## What is being asked
Every record below must be returned word for word, with the pictures left out.

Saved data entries
- - - -

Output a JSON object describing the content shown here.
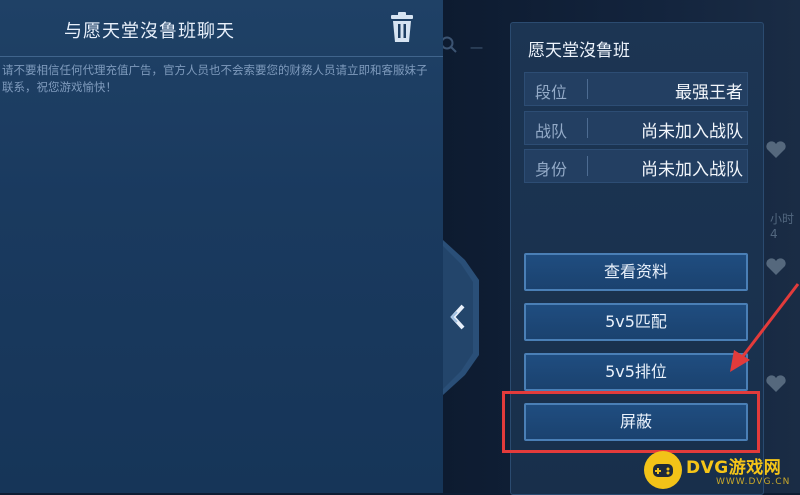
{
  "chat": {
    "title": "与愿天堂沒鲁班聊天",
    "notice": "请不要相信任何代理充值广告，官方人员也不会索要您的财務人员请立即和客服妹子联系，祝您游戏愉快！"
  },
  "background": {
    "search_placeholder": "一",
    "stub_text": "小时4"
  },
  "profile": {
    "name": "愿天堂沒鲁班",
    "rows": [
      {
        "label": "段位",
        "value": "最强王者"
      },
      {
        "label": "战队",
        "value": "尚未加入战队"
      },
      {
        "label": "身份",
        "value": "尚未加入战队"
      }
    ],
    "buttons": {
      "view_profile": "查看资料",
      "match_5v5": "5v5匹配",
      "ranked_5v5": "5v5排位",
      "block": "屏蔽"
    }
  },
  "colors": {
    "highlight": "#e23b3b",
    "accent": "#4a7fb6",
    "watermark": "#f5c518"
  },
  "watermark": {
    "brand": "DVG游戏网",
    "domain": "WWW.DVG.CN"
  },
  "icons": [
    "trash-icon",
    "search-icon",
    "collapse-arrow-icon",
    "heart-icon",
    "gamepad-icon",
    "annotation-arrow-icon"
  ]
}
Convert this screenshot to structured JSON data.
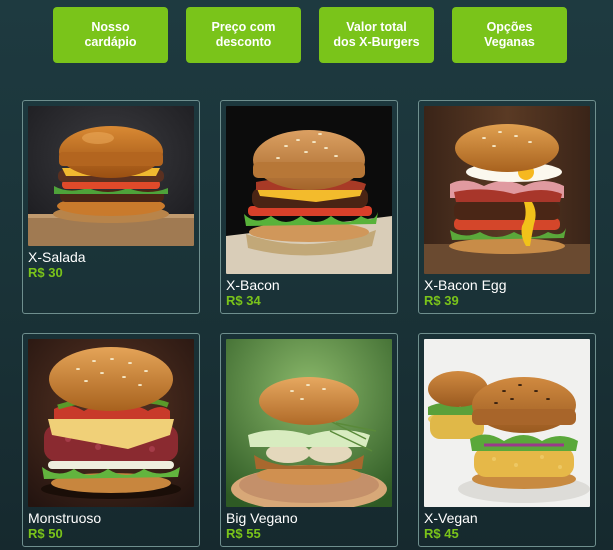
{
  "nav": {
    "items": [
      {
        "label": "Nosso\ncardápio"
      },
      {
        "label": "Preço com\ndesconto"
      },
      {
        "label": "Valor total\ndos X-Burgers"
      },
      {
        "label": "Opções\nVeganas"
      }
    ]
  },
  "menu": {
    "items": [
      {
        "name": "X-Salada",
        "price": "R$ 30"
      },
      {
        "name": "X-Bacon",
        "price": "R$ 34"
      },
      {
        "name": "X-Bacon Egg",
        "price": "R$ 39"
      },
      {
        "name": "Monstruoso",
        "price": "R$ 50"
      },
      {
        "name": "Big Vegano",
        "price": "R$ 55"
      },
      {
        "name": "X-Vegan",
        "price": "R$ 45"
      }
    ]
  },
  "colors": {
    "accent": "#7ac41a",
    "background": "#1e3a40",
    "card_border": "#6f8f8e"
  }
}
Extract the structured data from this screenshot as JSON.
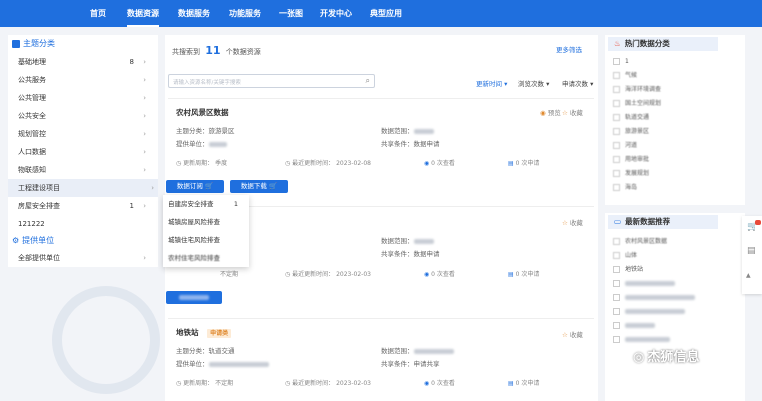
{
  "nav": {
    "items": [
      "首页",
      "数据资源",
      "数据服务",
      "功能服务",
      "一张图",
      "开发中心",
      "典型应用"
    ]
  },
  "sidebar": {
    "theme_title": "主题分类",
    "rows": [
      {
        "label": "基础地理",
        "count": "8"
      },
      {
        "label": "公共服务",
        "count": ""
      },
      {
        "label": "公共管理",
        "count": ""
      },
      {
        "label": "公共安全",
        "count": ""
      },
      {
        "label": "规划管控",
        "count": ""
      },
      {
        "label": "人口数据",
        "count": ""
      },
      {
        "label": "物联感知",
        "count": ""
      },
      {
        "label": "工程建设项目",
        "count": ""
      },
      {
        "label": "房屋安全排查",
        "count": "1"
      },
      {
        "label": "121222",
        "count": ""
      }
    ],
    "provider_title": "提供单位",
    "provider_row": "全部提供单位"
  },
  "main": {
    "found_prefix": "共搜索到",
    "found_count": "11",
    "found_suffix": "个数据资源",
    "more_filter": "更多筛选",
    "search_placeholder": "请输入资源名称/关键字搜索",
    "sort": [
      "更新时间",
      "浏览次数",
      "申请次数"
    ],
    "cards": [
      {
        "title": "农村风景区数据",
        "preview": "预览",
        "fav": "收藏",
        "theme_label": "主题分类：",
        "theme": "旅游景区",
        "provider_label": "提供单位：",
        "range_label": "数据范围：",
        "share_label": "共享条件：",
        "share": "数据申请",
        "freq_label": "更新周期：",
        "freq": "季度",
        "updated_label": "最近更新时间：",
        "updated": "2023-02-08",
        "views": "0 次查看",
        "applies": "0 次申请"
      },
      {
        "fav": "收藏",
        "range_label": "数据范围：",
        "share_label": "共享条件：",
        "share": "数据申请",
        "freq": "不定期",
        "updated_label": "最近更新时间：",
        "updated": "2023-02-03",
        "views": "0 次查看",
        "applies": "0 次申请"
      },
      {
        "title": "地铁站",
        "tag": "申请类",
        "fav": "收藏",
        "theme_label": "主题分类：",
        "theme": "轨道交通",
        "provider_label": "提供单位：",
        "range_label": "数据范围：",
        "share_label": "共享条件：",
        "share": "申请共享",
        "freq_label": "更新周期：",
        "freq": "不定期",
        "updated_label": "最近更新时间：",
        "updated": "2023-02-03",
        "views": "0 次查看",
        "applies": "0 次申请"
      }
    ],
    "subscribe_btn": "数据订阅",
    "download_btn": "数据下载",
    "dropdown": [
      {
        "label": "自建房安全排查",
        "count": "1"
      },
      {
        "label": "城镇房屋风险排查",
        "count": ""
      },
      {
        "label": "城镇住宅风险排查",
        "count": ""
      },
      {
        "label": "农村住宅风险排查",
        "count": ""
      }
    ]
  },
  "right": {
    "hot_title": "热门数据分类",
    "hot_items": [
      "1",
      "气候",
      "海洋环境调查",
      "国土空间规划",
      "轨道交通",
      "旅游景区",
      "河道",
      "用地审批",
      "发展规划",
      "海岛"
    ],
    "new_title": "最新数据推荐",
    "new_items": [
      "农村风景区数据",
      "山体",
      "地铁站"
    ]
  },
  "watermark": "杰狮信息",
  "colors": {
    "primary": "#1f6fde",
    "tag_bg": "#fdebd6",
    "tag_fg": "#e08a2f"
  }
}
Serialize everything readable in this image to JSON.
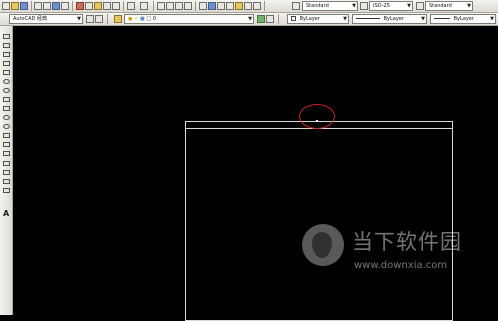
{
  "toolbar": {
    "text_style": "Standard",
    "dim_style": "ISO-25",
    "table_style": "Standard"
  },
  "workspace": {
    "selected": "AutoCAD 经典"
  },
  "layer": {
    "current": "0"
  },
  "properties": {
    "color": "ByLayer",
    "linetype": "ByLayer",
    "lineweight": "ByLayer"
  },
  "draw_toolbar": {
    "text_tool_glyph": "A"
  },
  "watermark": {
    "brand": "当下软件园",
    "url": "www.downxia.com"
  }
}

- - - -

## Answer for this exercise
Output a JSON object describing the content shown here.
{
  "chat": {
    "title": "与愿天堂沒鲁班聊天",
    "notice": "请不要相信任何代理充值广告，官方人员也不会索要您的财務人员请立即和客服妹子联系，祝您游戏愉快！"
  },
  "background": {
    "search_placeholder": "一",
    "stub_text": "小时4"
  },
  "profile": {
    "name": "愿天堂沒鲁班",
    "rows": [
      {
        "label": "段位",
        "value": "最强王者"
      },
      {
        "label": "战队",
        "value": "尚未加入战队"
      },
      {
        "label": "身份",
        "value": "尚未加入战队"
      }
    ],
    "buttons": {
      "view_profile": "查看资料",
      "match_5v5": "5v5匹配",
      "ranked_5v5": "5v5排位",
      "block": "屏蔽"
    }
  },
  "colors": {
    "highlight": "#e23b3b",
    "accent": "#4a7fb6",
    "watermark": "#f5c518"
  },
  "watermark": {
    "brand": "DVG游戏网",
    "domain": "WWW.DVG.CN"
  },
  "icons": [
    "trash-icon",
    "search-icon",
    "collapse-arrow-icon",
    "heart-icon",
    "gamepad-icon",
    "annotation-arrow-icon"
  ]
}
Convert this screenshot to structured JSON data.
{
  "nav": {
    "items": [
      {
        "label": "Nosso\ncardápio"
      },
      {
        "label": "Preço com\ndesconto"
      },
      {
        "label": "Valor total\ndos X-Burgers"
      },
      {
        "label": "Opções\nVeganas"
      }
    ]
  },
  "menu": {
    "items": [
      {
        "name": "X-Salada",
        "price": "R$ 30"
      },
      {
        "name": "X-Bacon",
        "price": "R$ 34"
      },
      {
        "name": "X-Bacon Egg",
        "price": "R$ 39"
      },
      {
        "name": "Monstruoso",
        "price": "R$ 50"
      },
      {
        "name": "Big Vegano",
        "price": "R$ 55"
      },
      {
        "name": "X-Vegan",
        "price": "R$ 45"
      }
    ]
  },
  "colors": {
    "accent": "#7ac41a",
    "background": "#1e3a40",
    "card_border": "#6f8f8e"
  }
}
Extract the structured data from this screenshot as JSON.
{
  "nav": {
    "items": [
      "首页",
      "数据资源",
      "数据服务",
      "功能服务",
      "一张图",
      "开发中心",
      "典型应用"
    ]
  },
  "sidebar": {
    "theme_title": "主题分类",
    "rows": [
      {
        "label": "基础地理",
        "count": "8"
      },
      {
        "label": "公共服务",
        "count": ""
      },
      {
        "label": "公共管理",
        "count": ""
      },
      {
        "label": "公共安全",
        "count": ""
      },
      {
        "label": "规划管控",
        "count": ""
      },
      {
        "label": "人口数据",
        "count": ""
      },
      {
        "label": "物联感知",
        "count": ""
      },
      {
        "label": "工程建设项目",
        "count": ""
      },
      {
        "label": "房屋安全排查",
        "count": "1"
      },
      {
        "label": "121222",
        "count": ""
      }
    ],
    "provider_title": "提供单位",
    "provider_row": "全部提供单位"
  },
  "main": {
    "found_prefix": "共搜索到",
    "found_count": "11",
    "found_suffix": "个数据资源",
    "more_filter": "更多筛选",
    "search_placeholder": "请输入资源名称/关键字搜索",
    "sort": [
      "更新时间",
      "浏览次数",
      "申请次数"
    ],
    "cards": [
      {
        "title": "农村风景区数据",
        "preview": "预览",
        "fav": "收藏",
        "theme_label": "主题分类：",
        "theme": "旅游景区",
        "provider_label": "提供单位：",
        "range_label": "数据范围：",
        "share_label": "共享条件：",
        "share": "数据申请",
        "freq_label": "更新周期：",
        "freq": "季度",
        "updated_label": "最近更新时间：",
        "updated": "2023-02-08",
        "views": "0 次查看",
        "applies": "0 次申请"
      },
      {
        "fav": "收藏",
        "range_label": "数据范围：",
        "share_label": "共享条件：",
        "share": "数据申请",
        "freq": "不定期",
        "updated_label": "最近更新时间：",
        "updated": "2023-02-03",
        "views": "0 次查看",
        "applies": "0 次申请"
      },
      {
        "title": "地铁站",
        "tag": "申请类",
        "fav": "收藏",
        "theme_label": "主题分类：",
        "theme": "轨道交通",
        "provider_label": "提供单位：",
        "range_label": "数据范围：",
        "share_label": "共享条件：",
        "share": "申请共享",
        "freq_label": "更新周期：",
        "freq": "不定期",
        "updated_label": "最近更新时间：",
        "updated": "2023-02-03",
        "views": "0 次查看",
        "applies": "0 次申请"
      }
    ],
    "subscribe_btn": "数据订阅",
    "download_btn": "数据下载",
    "dropdown": [
      {
        "label": "自建房安全排查",
        "count": "1"
      },
      {
        "label": "城镇房屋风险排查",
        "count": ""
      },
      {
        "label": "城镇住宅风险排查",
        "count": ""
      },
      {
        "label": "农村住宅风险排查",
        "count": ""
      }
    ]
  },
  "right": {
    "hot_title": "热门数据分类",
    "hot_items": [
      "1",
      "气候",
      "海洋环境调查",
      "国土空间规划",
      "轨道交通",
      "旅游景区",
      "河道",
      "用地审批",
      "发展规划",
      "海岛"
    ],
    "new_title": "最新数据推荐",
    "new_items": [
      "农村风景区数据",
      "山体",
      "地铁站"
    ]
  },
  "watermark": "杰狮信息",
  "colors": {
    "primary": "#1f6fde",
    "tag_bg": "#fdebd6",
    "tag_fg": "#e08a2f"
  }
}
Serialize everything readable in this image to JSON.
{
  "toolbar": {
    "text_style": "Standard",
    "dim_style": "ISO-25",
    "table_style": "Standard"
  },
  "workspace": {
    "selected": "AutoCAD 经典"
  },
  "layer": {
    "current": "0"
  },
  "properties": {
    "color": "ByLayer",
    "linetype": "ByLayer",
    "lineweight": "ByLayer"
  },
  "draw_toolbar": {
    "text_tool_glyph": "A"
  },
  "watermark": {
    "brand": "当下软件园",
    "url": "www.downxia.com"
  }
}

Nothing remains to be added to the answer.